** PROVIDED INFORMATION follows **
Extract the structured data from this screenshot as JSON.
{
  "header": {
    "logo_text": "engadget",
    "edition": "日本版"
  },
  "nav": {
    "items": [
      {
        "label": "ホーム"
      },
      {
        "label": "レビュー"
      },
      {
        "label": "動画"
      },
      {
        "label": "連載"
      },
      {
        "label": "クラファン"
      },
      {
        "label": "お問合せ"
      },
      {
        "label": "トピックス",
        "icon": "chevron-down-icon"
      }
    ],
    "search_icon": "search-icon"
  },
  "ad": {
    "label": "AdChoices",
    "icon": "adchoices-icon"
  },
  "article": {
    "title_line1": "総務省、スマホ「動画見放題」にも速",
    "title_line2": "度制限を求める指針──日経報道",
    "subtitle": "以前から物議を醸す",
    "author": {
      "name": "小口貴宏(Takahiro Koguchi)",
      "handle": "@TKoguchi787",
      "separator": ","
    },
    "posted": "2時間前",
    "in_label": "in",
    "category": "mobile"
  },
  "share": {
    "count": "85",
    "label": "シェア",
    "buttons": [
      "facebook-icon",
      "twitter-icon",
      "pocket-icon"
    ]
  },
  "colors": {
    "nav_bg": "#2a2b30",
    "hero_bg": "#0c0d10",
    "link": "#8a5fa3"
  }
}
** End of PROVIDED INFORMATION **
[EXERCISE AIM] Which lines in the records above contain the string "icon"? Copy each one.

[FINISHED TASK]
        "icon": "chevron-down-icon"
    "search_icon": "search-icon"
    "icon": "adchoices-icon"
      "facebook-icon",
      "twitter-icon",
      "pocket-icon"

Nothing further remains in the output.